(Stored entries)
---
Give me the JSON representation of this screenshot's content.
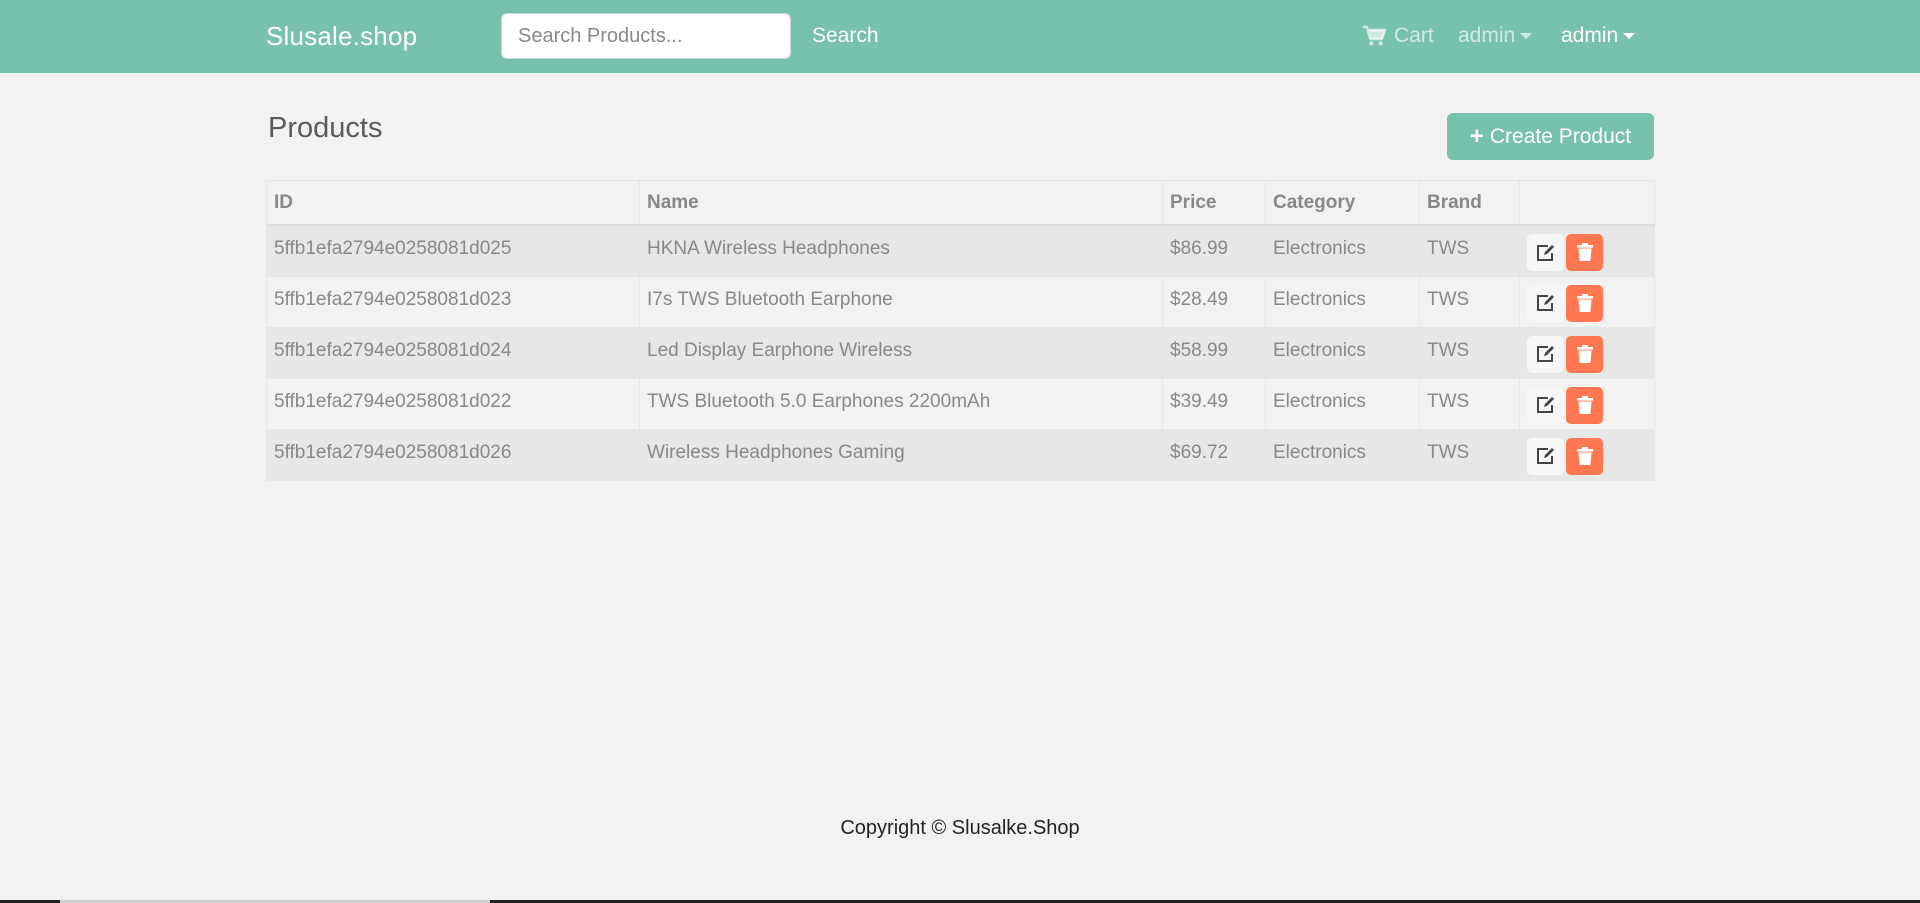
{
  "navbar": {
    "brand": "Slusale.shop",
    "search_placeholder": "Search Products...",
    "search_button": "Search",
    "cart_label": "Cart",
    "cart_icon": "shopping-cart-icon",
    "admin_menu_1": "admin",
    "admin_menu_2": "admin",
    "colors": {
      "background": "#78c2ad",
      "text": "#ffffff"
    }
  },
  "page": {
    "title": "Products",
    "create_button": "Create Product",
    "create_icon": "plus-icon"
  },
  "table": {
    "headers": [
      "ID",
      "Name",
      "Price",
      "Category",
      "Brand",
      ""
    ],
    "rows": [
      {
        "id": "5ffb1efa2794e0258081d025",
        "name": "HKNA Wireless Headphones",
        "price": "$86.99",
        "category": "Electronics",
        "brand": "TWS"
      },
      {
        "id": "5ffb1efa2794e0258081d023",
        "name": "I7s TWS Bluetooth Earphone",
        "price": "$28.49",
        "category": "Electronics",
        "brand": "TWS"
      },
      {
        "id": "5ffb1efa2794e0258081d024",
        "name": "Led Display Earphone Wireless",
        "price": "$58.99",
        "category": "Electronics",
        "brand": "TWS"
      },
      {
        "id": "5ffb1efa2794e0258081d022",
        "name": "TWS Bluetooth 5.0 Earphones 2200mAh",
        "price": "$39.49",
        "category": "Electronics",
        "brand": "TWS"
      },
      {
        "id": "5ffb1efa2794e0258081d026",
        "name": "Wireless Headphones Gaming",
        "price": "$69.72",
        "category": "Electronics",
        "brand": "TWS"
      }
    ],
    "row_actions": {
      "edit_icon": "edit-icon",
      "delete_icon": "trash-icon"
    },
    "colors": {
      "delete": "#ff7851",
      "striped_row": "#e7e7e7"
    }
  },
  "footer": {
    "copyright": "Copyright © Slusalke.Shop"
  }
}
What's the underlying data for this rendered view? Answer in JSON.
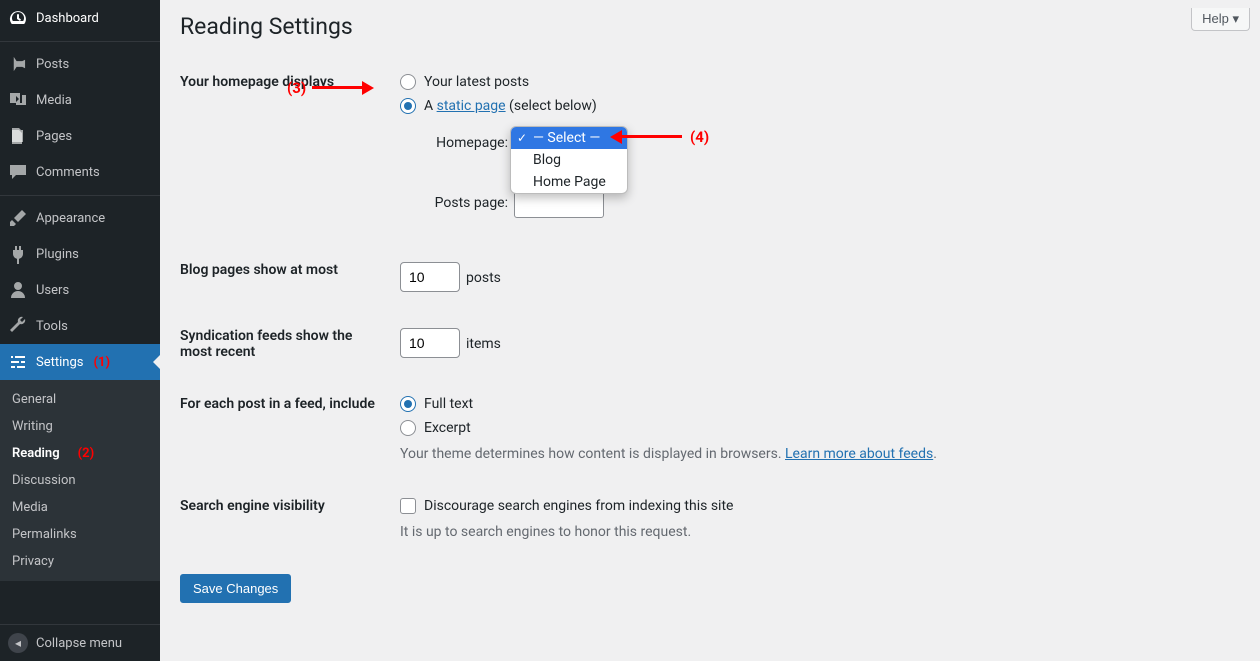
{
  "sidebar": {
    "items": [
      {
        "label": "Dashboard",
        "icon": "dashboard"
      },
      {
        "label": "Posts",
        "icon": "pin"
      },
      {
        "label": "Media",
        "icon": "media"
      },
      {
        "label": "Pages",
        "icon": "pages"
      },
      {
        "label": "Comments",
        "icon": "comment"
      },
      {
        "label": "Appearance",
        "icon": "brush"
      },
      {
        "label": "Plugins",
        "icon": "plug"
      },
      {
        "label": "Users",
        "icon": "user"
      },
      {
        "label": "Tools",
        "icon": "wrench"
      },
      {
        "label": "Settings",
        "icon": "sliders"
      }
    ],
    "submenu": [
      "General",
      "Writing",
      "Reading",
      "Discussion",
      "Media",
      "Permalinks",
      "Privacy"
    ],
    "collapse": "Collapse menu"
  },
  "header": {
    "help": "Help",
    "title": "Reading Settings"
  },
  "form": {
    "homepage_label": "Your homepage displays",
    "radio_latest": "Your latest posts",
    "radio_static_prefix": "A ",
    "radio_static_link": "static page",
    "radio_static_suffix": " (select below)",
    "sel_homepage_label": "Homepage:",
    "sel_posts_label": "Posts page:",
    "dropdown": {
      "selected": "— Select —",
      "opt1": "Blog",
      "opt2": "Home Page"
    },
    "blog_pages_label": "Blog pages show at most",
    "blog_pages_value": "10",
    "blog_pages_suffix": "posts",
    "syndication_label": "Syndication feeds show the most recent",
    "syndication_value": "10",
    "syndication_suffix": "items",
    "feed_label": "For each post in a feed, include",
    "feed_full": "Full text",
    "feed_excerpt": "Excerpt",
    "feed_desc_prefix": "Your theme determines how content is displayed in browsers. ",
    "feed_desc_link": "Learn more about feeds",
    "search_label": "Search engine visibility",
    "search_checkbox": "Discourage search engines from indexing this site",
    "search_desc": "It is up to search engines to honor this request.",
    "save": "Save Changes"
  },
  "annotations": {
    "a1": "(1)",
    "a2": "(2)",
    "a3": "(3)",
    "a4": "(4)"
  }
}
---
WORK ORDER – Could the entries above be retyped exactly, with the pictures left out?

RESULT BELOW –
Give me the JSON representation of this screenshot's content.
{
  "navbar": {
    "brand": "Slusale.shop",
    "search_placeholder": "Search Products...",
    "search_button": "Search",
    "cart_label": "Cart",
    "cart_icon": "shopping-cart-icon",
    "admin_menu_1": "admin",
    "admin_menu_2": "admin",
    "colors": {
      "background": "#78c2ad",
      "text": "#ffffff"
    }
  },
  "page": {
    "title": "Products",
    "create_button": "Create Product",
    "create_icon": "plus-icon"
  },
  "table": {
    "headers": [
      "ID",
      "Name",
      "Price",
      "Category",
      "Brand",
      ""
    ],
    "rows": [
      {
        "id": "5ffb1efa2794e0258081d025",
        "name": "HKNA Wireless Headphones",
        "price": "$86.99",
        "category": "Electronics",
        "brand": "TWS"
      },
      {
        "id": "5ffb1efa2794e0258081d023",
        "name": "I7s TWS Bluetooth Earphone",
        "price": "$28.49",
        "category": "Electronics",
        "brand": "TWS"
      },
      {
        "id": "5ffb1efa2794e0258081d024",
        "name": "Led Display Earphone Wireless",
        "price": "$58.99",
        "category": "Electronics",
        "brand": "TWS"
      },
      {
        "id": "5ffb1efa2794e0258081d022",
        "name": "TWS Bluetooth 5.0 Earphones 2200mAh",
        "price": "$39.49",
        "category": "Electronics",
        "brand": "TWS"
      },
      {
        "id": "5ffb1efa2794e0258081d026",
        "name": "Wireless Headphones Gaming",
        "price": "$69.72",
        "category": "Electronics",
        "brand": "TWS"
      }
    ],
    "row_actions": {
      "edit_icon": "edit-icon",
      "delete_icon": "trash-icon"
    },
    "colors": {
      "delete": "#ff7851",
      "striped_row": "#e7e7e7"
    }
  },
  "footer": {
    "copyright": "Copyright © Slusalke.Shop"
  }
}
What's the underlying data for this rendered view? Answer in JSON.
{
  "sidebar": {
    "items": [
      {
        "label": "Dashboard",
        "icon": "dashboard"
      },
      {
        "label": "Posts",
        "icon": "pin"
      },
      {
        "label": "Media",
        "icon": "media"
      },
      {
        "label": "Pages",
        "icon": "pages"
      },
      {
        "label": "Comments",
        "icon": "comment"
      },
      {
        "label": "Appearance",
        "icon": "brush"
      },
      {
        "label": "Plugins",
        "icon": "plug"
      },
      {
        "label": "Users",
        "icon": "user"
      },
      {
        "label": "Tools",
        "icon": "wrench"
      },
      {
        "label": "Settings",
        "icon": "sliders"
      }
    ],
    "submenu": [
      "General",
      "Writing",
      "Reading",
      "Discussion",
      "Media",
      "Permalinks",
      "Privacy"
    ],
    "collapse": "Collapse menu"
  },
  "header": {
    "help": "Help",
    "title": "Reading Settings"
  },
  "form": {
    "homepage_label": "Your homepage displays",
    "radio_latest": "Your latest posts",
    "radio_static_prefix": "A ",
    "radio_static_link": "static page",
    "radio_static_suffix": " (select below)",
    "sel_homepage_label": "Homepage:",
    "sel_posts_label": "Posts page:",
    "dropdown": {
      "selected": "— Select —",
      "opt1": "Blog",
      "opt2": "Home Page"
    },
    "blog_pages_label": "Blog pages show at most",
    "blog_pages_value": "10",
    "blog_pages_suffix": "posts",
    "syndication_label": "Syndication feeds show the most recent",
    "syndication_value": "10",
    "syndication_suffix": "items",
    "feed_label": "For each post in a feed, include",
    "feed_full": "Full text",
    "feed_excerpt": "Excerpt",
    "feed_desc_prefix": "Your theme determines how content is displayed in browsers. ",
    "feed_desc_link": "Learn more about feeds",
    "search_label": "Search engine visibility",
    "search_checkbox": "Discourage search engines from indexing this site",
    "search_desc": "It is up to search engines to honor this request.",
    "save": "Save Changes"
  },
  "annotations": {
    "a1": "(1)",
    "a2": "(2)",
    "a3": "(3)",
    "a4": "(4)"
  }
}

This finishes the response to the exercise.